By Jon Keller

BOSTON (CBS) – First, the good news.

Social security checks will still be cut, doctors and hospitals will get their federal reimbursements, TSA officers will continue to provide airport security, as will other agencies deemed essential like the FBI and Coast Guard.

Now, the bad news.

The single largest group of federal workers in Massachusetts are Postal Service employees, more than 16,000 of them.

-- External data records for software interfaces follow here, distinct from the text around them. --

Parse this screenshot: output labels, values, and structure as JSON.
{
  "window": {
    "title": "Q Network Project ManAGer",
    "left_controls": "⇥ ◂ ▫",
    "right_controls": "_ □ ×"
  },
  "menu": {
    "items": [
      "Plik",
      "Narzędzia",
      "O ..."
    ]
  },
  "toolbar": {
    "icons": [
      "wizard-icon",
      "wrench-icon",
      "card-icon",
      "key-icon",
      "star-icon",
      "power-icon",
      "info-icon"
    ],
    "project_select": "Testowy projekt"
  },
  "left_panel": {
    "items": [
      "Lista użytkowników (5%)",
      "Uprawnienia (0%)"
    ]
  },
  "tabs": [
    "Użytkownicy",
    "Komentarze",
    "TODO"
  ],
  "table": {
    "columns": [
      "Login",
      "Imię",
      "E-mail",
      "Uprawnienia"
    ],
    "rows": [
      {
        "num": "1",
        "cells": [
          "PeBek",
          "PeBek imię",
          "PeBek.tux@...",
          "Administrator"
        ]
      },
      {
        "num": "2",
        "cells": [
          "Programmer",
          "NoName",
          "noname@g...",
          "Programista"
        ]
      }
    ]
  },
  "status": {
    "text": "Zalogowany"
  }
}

They are exempt from any shutdown because they don’t get funded by the normal congressional process.

Among the nearly 25,000 other active federal workers here, about 7,400 work for the Department of Veterans Affairs, and according to federal documents, most of them will be unaffected by a shutdown.

In particular, medical care, compensation and pension benefits, housing, and burial services will continue as normal.

The biggest impact will likely be felt by the more than 6,000 Defense Department employees here at places like Hanscom and Natick labs. According to a memo released today by defense officials, all active-duty service members will be unaffected. Other military personnel and civilian employees deemed “necessary” will continue to go to work but won’t be paid until the shutdown ends. But non-essential civilian workers will go on unpaid furloughs.

And if you were planning an outing to one of our state’s national parks like the Charlestown Navy Yard, they will be open but without the usual services such as tours and open bathrooms.

READ: DOD Guidance For Potential Shutdown

State officials say there would be limited impact from a brief shutdown. But if it dragged on for weeks federal funding for things like unemployment benefits and housing subsidies could dry up.

The 16-day shutdown in October of 2013 cost the economy an estimated $6 billion in lost output and the consumer confidence index dropped by nearly 13 percent. It’s hard to believe either party in Washington would want to risk a rerun, but then again, there’s a lot of news out of there that’s hard to believe.

Comments

Leave a Reply

Please log in using one of these methods to post your comment:

Twitter picture

You are commenting using your Twitter account. Log Out / Change )

Facebook photo

You are commenting using your Facebook account. Log Out / Change )

Google+ photo

You are commenting using your Google+ account. Log Out / Change )

Connecting to %s

More From CBS Boston

Opioid Crisis
Download Our App
Download Weather App